Hell may be other people, but so is heaven
Are you afraid of intimacy and, if so, is there something wrong with you? Yes, you are probably afraid of intimacy and no, there is nothing wrong with you, according to Ziyad Marar in his new book, Intimacy.
Not only is it normal to fear intimacy but in the age of therapy and of what he calls “anti-social media”, intimacy is increasingly hard to find, he argues. Marar, who brings an engaging blend of philosophy and psychology to his work, has written two previous books, The Happiness Paradox and Deception.
“I’m interested in the tensions and contradictions that come with trying to live well in modern Western society,” he says. “Intimacy seems to be the best lens of all to shed light on how we live with each other, especially the ambivalent need we have for each other. Sartre said ‘hell is other people’, but so is heaven.”
Intimacy is a risky business involving, as it does, two people knowing both the good and the bad about each other and sharing their frailties as well as their strengths.
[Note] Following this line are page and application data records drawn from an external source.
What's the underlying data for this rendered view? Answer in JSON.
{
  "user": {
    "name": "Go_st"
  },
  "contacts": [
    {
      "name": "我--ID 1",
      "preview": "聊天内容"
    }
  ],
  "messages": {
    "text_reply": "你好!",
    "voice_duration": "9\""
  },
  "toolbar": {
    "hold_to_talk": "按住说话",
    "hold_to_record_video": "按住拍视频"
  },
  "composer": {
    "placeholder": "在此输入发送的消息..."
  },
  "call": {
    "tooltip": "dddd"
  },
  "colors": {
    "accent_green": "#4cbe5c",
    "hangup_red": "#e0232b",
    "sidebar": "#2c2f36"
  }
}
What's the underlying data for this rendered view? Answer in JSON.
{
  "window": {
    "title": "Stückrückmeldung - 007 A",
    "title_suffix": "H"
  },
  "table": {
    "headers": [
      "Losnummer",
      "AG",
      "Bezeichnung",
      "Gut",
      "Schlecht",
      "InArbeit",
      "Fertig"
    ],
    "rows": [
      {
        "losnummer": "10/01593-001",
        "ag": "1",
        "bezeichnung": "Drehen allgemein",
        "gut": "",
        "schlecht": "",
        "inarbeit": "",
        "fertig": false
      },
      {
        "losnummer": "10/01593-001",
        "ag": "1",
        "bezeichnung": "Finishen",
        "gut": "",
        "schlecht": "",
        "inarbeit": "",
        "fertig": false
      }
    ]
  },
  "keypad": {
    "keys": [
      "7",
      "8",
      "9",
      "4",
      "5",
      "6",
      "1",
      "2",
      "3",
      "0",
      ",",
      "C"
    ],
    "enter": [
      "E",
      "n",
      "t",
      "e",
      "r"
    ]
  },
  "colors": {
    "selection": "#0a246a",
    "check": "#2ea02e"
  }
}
“Intimacy has something of a shared and forgiving sense of frailty,” he says. But sharing your frailties brings with it the danger of rejection. “We know on some level that you can only be intimate with someone who has the power to hurt you,” he says. “And a shot at intimacy that falls wide leads to those peculiarly human pains of humiliation and shame.”
That forgiving sense of frailty
And yet we continue to hope for intimacy. “We make no sense without our audiences, and the social animal needs others in order to live well. For human beings that feeling of being known, that shared and forgiving sense of frailty, is redemptive in a way that nothing else can be.” Intimacy “can offer safety, trust and the feeling of being uniquely understood: the opposite of isolation”.
He agrees that the couple sitting side by side in the pub who appear to have nothing to say to each other after years of marriage just might have more intimacy through their knowledge and acceptance of mutual frailty than the young lovers at the next table who see each other as perfect.
The cover illustration, Room in New York, 1932, by Edward Hopper, shows a man sitting at a table reading a newspaper while a woman, seated opposite, turns away to finger the keys of a piano. Before reading Marar’s book, I would have assumed that this was a relationship gone cold. After reading it I can make no assumptions about their degree of intimacy because I do not know what they know and accept about each other.